Work task: All of the data, except its images, should be set down exactly as it appears.

Data under study section start

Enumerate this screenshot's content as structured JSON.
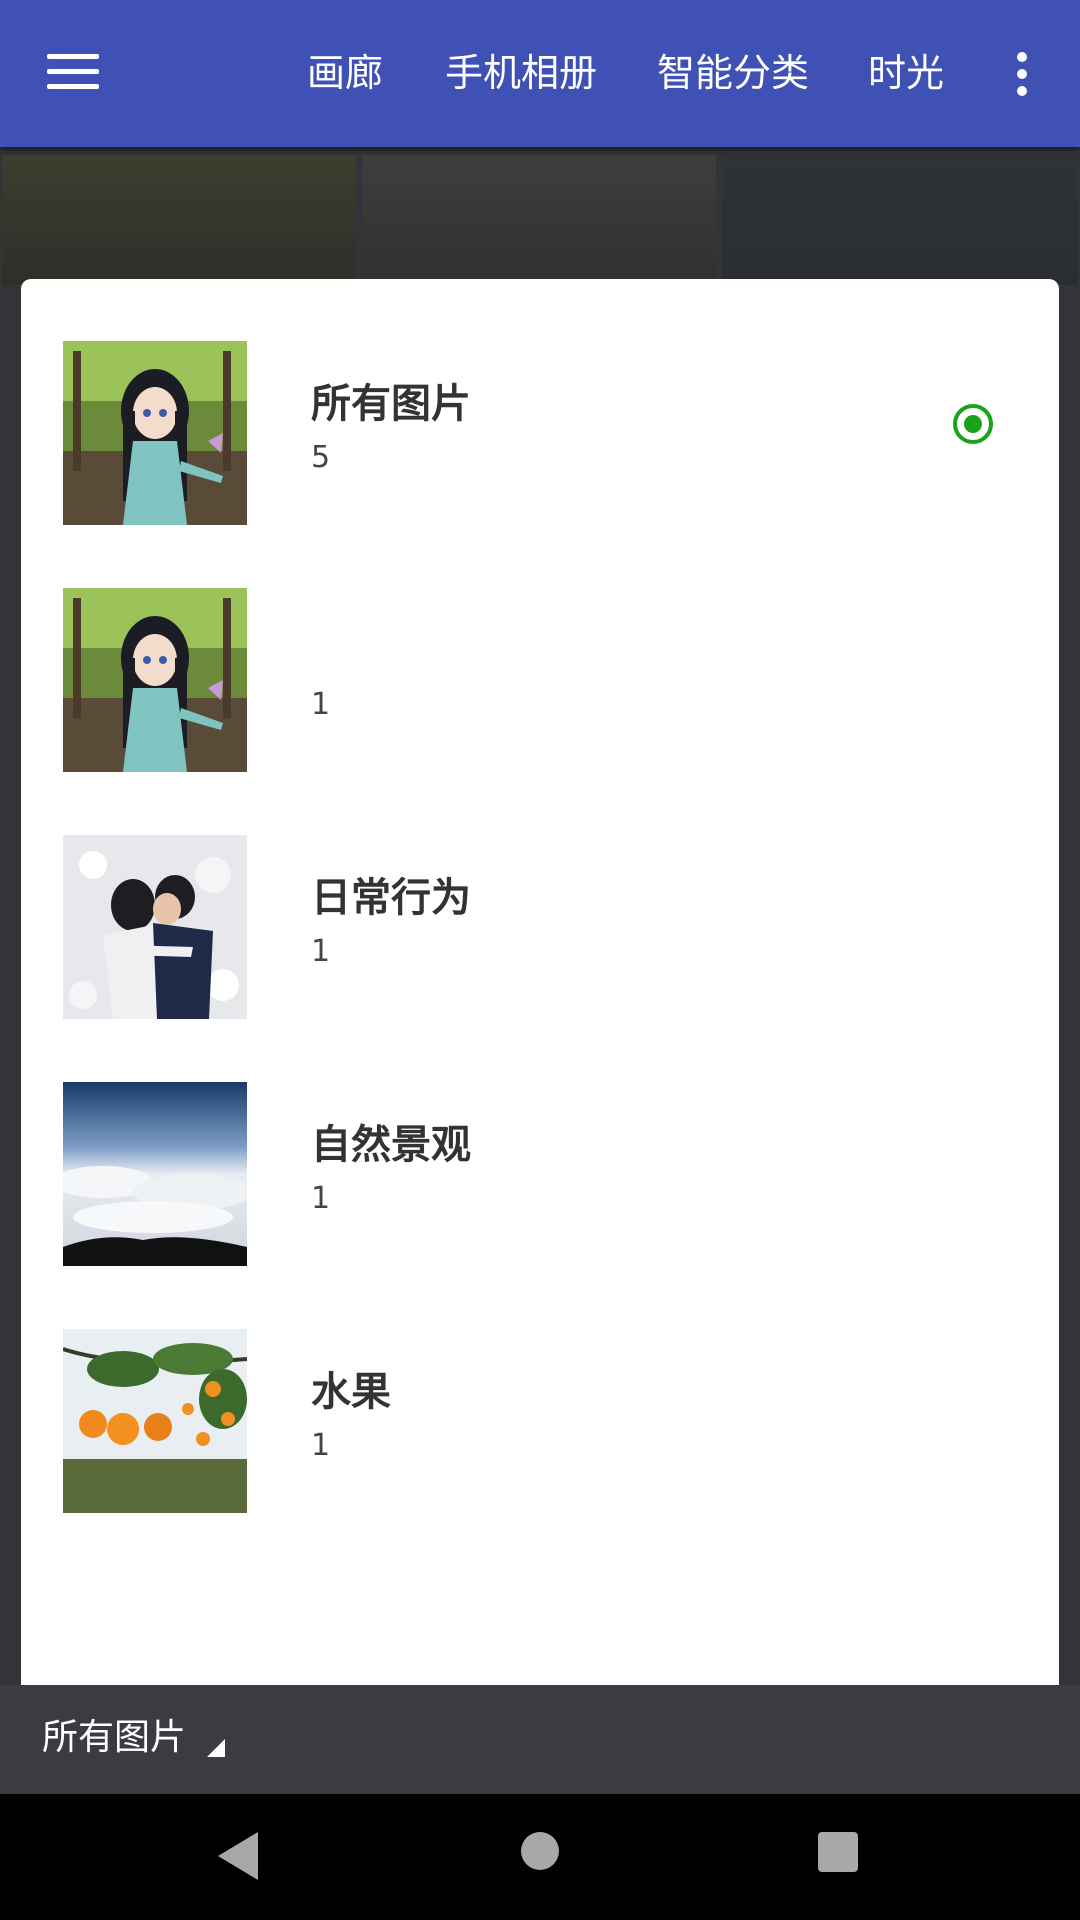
{
  "appbar": {
    "menu_icon": "hamburger-menu-icon",
    "tabs": [
      "画廊",
      "手机相册",
      "智能分类",
      "时光"
    ],
    "more_icon": "more-vert-icon",
    "color": "#3f51b5"
  },
  "albums": [
    {
      "title": "所有图片",
      "count": "5",
      "thumb": "anime-girl-thumbnail",
      "selected": true
    },
    {
      "title": "",
      "count": "1",
      "thumb": "anime-girl-thumbnail",
      "selected": false
    },
    {
      "title": "日常行为",
      "count": "1",
      "thumb": "couple-hug-thumbnail",
      "selected": false
    },
    {
      "title": "自然景观",
      "count": "1",
      "thumb": "sea-of-clouds-thumbnail",
      "selected": false
    },
    {
      "title": "水果",
      "count": "1",
      "thumb": "orange-tree-thumbnail",
      "selected": false
    }
  ],
  "selected_color": "#1aa31a",
  "bottom_bar": {
    "current_album": "所有图片",
    "dropdown_icon": "triangle-dropdown-icon"
  },
  "navbar": {
    "back_icon": "back-triangle-icon",
    "home_icon": "home-circle-icon",
    "recent_icon": "recent-apps-square-icon"
  }
}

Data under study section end

Completed task:
Enumerate this screenshot's content as structured JSON.
{
  "appbar": {
    "menu_icon": "hamburger-menu-icon",
    "tabs": [
      "画廊",
      "手机相册",
      "智能分类",
      "时光"
    ],
    "more_icon": "more-vert-icon",
    "color": "#3f51b5"
  },
  "albums": [
    {
      "title": "所有图片",
      "count": "5",
      "thumb": "anime-girl-thumbnail",
      "selected": true
    },
    {
      "title": "",
      "count": "1",
      "thumb": "anime-girl-thumbnail",
      "selected": false
    },
    {
      "title": "日常行为",
      "count": "1",
      "thumb": "couple-hug-thumbnail",
      "selected": false
    },
    {
      "title": "自然景观",
      "count": "1",
      "thumb": "sea-of-clouds-thumbnail",
      "selected": false
    },
    {
      "title": "水果",
      "count": "1",
      "thumb": "orange-tree-thumbnail",
      "selected": false
    }
  ],
  "selected_color": "#1aa31a",
  "bottom_bar": {
    "current_album": "所有图片",
    "dropdown_icon": "triangle-dropdown-icon"
  },
  "navbar": {
    "back_icon": "back-triangle-icon",
    "home_icon": "home-circle-icon",
    "recent_icon": "recent-apps-square-icon"
  }
}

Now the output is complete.